- **Supplied data**
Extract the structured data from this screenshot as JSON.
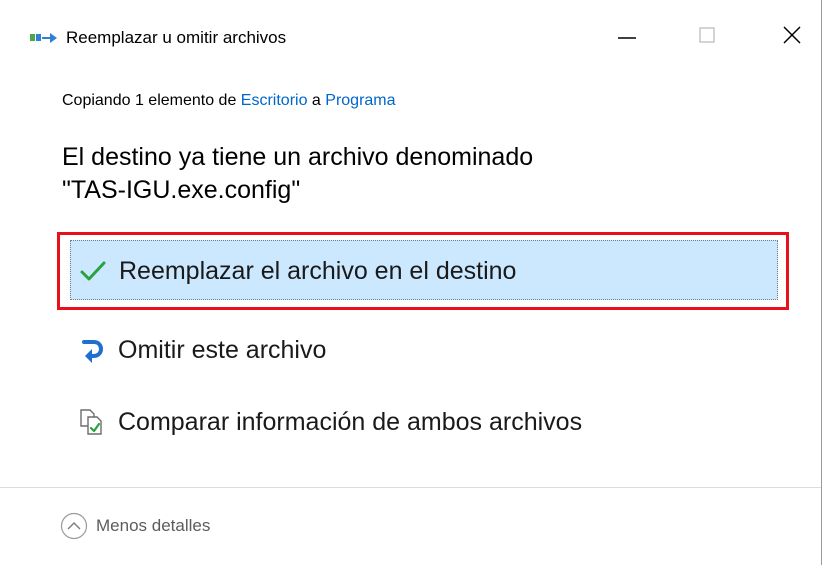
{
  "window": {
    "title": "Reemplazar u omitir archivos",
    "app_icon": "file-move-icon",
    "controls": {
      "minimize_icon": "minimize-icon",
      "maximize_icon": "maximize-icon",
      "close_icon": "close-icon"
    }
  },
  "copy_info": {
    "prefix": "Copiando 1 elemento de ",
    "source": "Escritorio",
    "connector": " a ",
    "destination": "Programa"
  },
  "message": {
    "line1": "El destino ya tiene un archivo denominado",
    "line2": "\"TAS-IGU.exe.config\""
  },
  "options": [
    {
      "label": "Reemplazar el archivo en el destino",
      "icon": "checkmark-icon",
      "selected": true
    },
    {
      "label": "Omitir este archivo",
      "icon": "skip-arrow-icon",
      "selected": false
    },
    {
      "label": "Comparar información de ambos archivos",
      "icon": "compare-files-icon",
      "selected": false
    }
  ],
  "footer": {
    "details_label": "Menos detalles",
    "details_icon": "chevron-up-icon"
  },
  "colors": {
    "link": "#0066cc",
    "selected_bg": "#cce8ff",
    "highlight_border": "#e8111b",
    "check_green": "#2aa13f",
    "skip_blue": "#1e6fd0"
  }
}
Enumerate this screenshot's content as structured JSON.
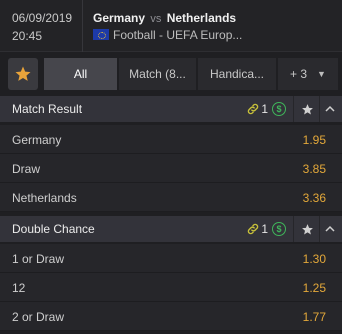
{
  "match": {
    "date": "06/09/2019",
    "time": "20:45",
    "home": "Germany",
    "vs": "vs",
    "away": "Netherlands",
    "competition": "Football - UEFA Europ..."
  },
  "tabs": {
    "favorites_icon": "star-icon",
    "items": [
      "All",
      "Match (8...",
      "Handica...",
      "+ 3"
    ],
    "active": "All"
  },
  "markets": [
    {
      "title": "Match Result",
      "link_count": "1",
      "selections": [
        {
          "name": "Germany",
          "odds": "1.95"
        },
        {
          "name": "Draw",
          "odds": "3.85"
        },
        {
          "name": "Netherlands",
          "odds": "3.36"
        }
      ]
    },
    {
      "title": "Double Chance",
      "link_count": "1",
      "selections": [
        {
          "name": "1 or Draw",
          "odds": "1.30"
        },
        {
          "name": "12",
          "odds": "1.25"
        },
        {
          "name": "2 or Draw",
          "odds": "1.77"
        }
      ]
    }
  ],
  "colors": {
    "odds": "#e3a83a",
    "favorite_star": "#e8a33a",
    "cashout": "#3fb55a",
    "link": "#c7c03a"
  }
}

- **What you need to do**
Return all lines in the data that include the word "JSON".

- **Task output**
Extract the structured data from this screenshot as JSON.
Enumerate this screenshot's content as structured JSON.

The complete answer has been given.